- [RECORDS]:

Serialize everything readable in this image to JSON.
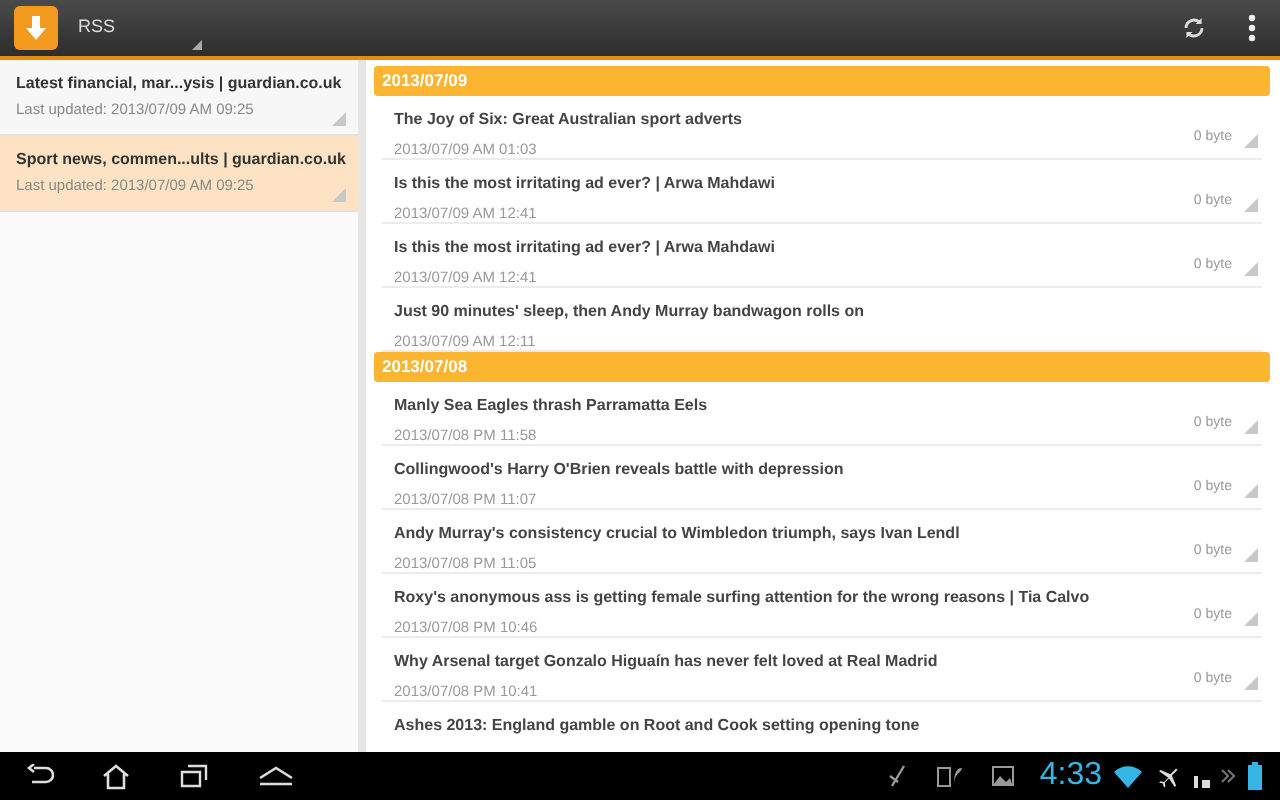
{
  "action_bar": {
    "title": "RSS"
  },
  "feeds": [
    {
      "title": "Latest financial, mar...ysis | guardian.co.uk",
      "updated": "Last updated: 2013/07/09 AM 09:25",
      "selected": false
    },
    {
      "title": "Sport news, commen...ults | guardian.co.uk",
      "updated": "Last updated: 2013/07/09 AM 09:25",
      "selected": true
    }
  ],
  "groups": [
    {
      "date": "2013/07/09",
      "articles": [
        {
          "title": "The Joy of Six: Great Australian sport adverts",
          "time": "2013/07/09 AM 01:03",
          "size": "0 byte"
        },
        {
          "title": "Is this the most irritating ad ever? | Arwa Mahdawi",
          "time": "2013/07/09 AM 12:41",
          "size": "0 byte"
        },
        {
          "title": "Is this the most irritating ad ever? | Arwa Mahdawi",
          "time": "2013/07/09 AM 12:41",
          "size": "0 byte"
        },
        {
          "title": "Just 90 minutes' sleep, then Andy Murray bandwagon rolls on",
          "time": "2013/07/09 AM 12:11"
        }
      ]
    },
    {
      "date": "2013/07/08",
      "articles": [
        {
          "title": "Manly Sea Eagles thrash Parramatta Eels",
          "time": "2013/07/08 PM 11:58",
          "size": "0 byte"
        },
        {
          "title": "Collingwood's Harry O'Brien reveals battle with depression",
          "time": "2013/07/08 PM 11:07",
          "size": "0 byte"
        },
        {
          "title": "Andy Murray's consistency crucial to Wimbledon triumph, says Ivan Lendl",
          "time": "2013/07/08 PM 11:05",
          "size": "0 byte"
        },
        {
          "title": "Roxy's anonymous ass is getting female surfing attention for the wrong reasons | Tia Calvo",
          "time": "2013/07/08 PM 10:46",
          "size": "0 byte"
        },
        {
          "title": "Why Arsenal target Gonzalo Higuaín has never felt loved at Real Madrid",
          "time": "2013/07/08 PM 10:41",
          "size": "0 byte"
        },
        {
          "title": "Ashes 2013: England gamble on Root and Cook setting opening tone"
        }
      ]
    }
  ],
  "system_bar": {
    "time": "4:33"
  }
}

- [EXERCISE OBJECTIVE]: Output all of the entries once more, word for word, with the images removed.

- [YOUR RESPONSE]:
Serialize everything readable in this image to JSON.
{
  "action_bar": {
    "title": "RSS"
  },
  "feeds": [
    {
      "title": "Latest financial, mar...ysis | guardian.co.uk",
      "updated": "Last updated: 2013/07/09 AM 09:25",
      "selected": false
    },
    {
      "title": "Sport news, commen...ults | guardian.co.uk",
      "updated": "Last updated: 2013/07/09 AM 09:25",
      "selected": true
    }
  ],
  "groups": [
    {
      "date": "2013/07/09",
      "articles": [
        {
          "title": "The Joy of Six: Great Australian sport adverts",
          "time": "2013/07/09 AM 01:03",
          "size": "0 byte"
        },
        {
          "title": "Is this the most irritating ad ever? | Arwa Mahdawi",
          "time": "2013/07/09 AM 12:41",
          "size": "0 byte"
        },
        {
          "title": "Is this the most irritating ad ever? | Arwa Mahdawi",
          "time": "2013/07/09 AM 12:41",
          "size": "0 byte"
        },
        {
          "title": "Just 90 minutes' sleep, then Andy Murray bandwagon rolls on",
          "time": "2013/07/09 AM 12:11"
        }
      ]
    },
    {
      "date": "2013/07/08",
      "articles": [
        {
          "title": "Manly Sea Eagles thrash Parramatta Eels",
          "time": "2013/07/08 PM 11:58",
          "size": "0 byte"
        },
        {
          "title": "Collingwood's Harry O'Brien reveals battle with depression",
          "time": "2013/07/08 PM 11:07",
          "size": "0 byte"
        },
        {
          "title": "Andy Murray's consistency crucial to Wimbledon triumph, says Ivan Lendl",
          "time": "2013/07/08 PM 11:05",
          "size": "0 byte"
        },
        {
          "title": "Roxy's anonymous ass is getting female surfing attention for the wrong reasons | Tia Calvo",
          "time": "2013/07/08 PM 10:46",
          "size": "0 byte"
        },
        {
          "title": "Why Arsenal target Gonzalo Higuaín has never felt loved at Real Madrid",
          "time": "2013/07/08 PM 10:41",
          "size": "0 byte"
        },
        {
          "title": "Ashes 2013: England gamble on Root and Cook setting opening tone"
        }
      ]
    }
  ],
  "system_bar": {
    "time": "4:33"
  }
}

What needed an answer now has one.